The album art for Cut Copy’s Zonoscope features an image by the deceased Japanese artist Tsunehisa Kimura that can either be read as a merging of the manmade and the natural (Manhattan-meets-Niagara) or as a large-scale natural disaster destroying New York City in one swift movement. Either way, it is eye-catching and suggests that the Melbourne electropop outfit are bringing forth a muscular effort on their latest album. It is not only Kimura’s image that suggests that Cut Copy is a serious band with big dreams. They recently turned down an offer to support Lady Gaga on tour, an experience that would have guaranteed for them a staggering amount of exposure and popularity, but would also forever bind their legacy to our time’s most famous commercial pop star.
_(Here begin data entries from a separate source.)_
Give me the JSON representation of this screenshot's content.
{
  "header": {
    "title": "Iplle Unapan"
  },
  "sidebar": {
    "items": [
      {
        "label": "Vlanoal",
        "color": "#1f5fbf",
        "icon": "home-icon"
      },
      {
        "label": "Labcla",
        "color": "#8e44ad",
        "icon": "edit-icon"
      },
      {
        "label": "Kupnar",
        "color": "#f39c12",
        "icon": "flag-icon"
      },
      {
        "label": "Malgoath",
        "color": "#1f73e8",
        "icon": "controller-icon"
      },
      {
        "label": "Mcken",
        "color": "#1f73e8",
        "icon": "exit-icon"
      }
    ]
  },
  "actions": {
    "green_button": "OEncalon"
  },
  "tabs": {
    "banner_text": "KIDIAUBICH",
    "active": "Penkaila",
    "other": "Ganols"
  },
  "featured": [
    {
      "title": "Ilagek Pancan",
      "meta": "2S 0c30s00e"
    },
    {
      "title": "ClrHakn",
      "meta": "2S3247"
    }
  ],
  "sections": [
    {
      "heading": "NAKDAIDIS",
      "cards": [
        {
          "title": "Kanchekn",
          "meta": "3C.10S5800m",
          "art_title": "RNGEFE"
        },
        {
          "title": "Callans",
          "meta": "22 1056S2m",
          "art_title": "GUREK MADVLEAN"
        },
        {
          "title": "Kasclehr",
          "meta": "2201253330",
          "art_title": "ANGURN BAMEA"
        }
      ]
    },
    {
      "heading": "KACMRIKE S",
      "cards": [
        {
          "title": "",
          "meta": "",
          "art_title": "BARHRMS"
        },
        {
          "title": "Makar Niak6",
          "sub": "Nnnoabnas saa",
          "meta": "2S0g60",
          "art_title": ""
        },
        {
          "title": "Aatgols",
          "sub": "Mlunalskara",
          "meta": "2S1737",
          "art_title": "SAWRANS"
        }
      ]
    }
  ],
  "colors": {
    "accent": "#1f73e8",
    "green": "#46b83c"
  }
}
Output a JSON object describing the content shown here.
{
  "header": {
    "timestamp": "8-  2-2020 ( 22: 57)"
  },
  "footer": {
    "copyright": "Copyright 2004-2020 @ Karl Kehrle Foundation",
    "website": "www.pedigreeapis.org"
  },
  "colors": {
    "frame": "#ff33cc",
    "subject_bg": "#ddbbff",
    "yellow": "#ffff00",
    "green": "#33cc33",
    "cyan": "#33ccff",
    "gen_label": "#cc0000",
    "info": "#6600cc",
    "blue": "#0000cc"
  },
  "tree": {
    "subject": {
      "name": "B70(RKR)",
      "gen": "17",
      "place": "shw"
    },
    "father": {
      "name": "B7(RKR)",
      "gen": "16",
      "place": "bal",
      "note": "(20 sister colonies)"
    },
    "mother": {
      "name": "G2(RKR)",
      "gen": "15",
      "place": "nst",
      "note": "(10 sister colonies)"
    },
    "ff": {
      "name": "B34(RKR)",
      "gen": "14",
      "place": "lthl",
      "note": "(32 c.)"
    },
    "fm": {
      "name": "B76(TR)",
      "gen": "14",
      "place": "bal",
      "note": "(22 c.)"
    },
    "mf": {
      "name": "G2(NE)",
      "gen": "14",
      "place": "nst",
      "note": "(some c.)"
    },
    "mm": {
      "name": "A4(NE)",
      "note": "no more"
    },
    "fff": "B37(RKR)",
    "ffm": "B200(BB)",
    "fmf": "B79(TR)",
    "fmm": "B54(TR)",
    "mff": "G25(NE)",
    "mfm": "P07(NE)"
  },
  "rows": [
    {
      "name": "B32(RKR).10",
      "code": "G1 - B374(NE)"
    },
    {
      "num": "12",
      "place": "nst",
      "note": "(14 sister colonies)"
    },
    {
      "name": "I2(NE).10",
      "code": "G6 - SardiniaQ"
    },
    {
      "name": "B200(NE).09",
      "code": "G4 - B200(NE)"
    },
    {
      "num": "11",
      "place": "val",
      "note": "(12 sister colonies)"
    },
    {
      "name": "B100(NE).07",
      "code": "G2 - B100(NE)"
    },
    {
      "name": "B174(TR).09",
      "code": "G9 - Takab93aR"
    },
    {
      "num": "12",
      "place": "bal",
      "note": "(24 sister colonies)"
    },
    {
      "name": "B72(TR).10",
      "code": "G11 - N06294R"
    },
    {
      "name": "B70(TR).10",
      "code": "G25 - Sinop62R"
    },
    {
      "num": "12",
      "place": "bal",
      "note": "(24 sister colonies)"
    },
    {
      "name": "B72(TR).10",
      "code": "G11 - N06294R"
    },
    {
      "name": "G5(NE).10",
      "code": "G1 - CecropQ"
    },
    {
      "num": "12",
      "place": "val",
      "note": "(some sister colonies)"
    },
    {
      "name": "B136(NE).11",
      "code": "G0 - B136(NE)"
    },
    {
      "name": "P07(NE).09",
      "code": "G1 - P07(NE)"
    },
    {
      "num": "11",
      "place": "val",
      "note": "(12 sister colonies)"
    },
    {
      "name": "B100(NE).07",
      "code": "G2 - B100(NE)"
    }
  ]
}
Cut Copy’s refusal of the offer seemed to indicate that they are either not interested in being that kind of commercial band or they don’t want to be an opening act anymore–or both.
Cut Copy’s first album, 2004’s Bright Like Neon Love, set the tone for their career, even though they have departed from its simple, sugary pop sound. 2008’s In Ghost Colours brought forth a sound that was both more complex and more refined than that on Bright Like Neon Love, though this may have come as a shock to their earliest fans who prized the minimalism. Just listen to the lyrics and you’ll see what I mean. The songs on Bright Like Neon Love are simple and repetitive (though not thoughtless, as the repetition often helps to reinforce the meaning of the words, which dwell on the sense of stagnation that can come with love). The songs on In Ghost Colours are also largely about the emotions that one must endure for love, but the Kraftwerk-like repetition is traded in for a more varied song construction. The same can be said of the instrumentals: although they hadn’t completely abandoned the electronic keyboard, it was no longer the main feature and instead had equal emphasis as the guitar, bass and drums.
With such a sweeping overhaul of their sound in favor of sophistication, it was hard to know what to expect from Zonoscope and, indeed, the step from In Ghost Colours to Zonoscope is not as big the previous one. However, this proves to be no less important. Cut Copy seems to be settling into its identity as a rock band, which was really not so clear from the start. Zonoscope displays an increasing reference to the classic pop rock of bands like the Beatles and the Beach Boys. This is perhaps best exemplified by the track “Where I’m Going” (one of the best on the album) that features a lot of “oohs” and “yeahs” and optimistic lyrics about the possibilities that are opened when you ask a lover to “take my hand.” The result is infectious escapism and it could hold up against the best pop rock songs of the mid-1960s.
The album is not without its flaws, with its greatest problems related to timing. Clocking in at just over one hour, the length of the album is symptomatic of their tendency to over-include material. “Take Me Over,” for instance, feels like it was left off of In Ghost Colours and could have been left out here too. During the second half of the album, the tracks alternate between the abstract (“This is All We’ve Got,” “Hanging Onto Every Heartbeat”) and the catchy (“Alisa,” “Corner of the Sky”). Although both styles are welcome, this particular construction compromises the album’s overall momentum. The final track, “Sun God,” is 15-minutes long and, though instrumentally impressive, includes some of the least convincing lyrics on the album. However, with Cut Copy’s use of interludes and overlapping songs, these problems are less obvious than they would be otherwise, as the album aims to suck you in and distract you from your sense of time. For much of the hour, it succeeds.
Zonoscope is a valiant effort from a band that is reaching maturity. Ten years of effort is paying off: Cut Copy is going nowhere but up and they don’t need anyone else to help them do it.
Article by Weston Clay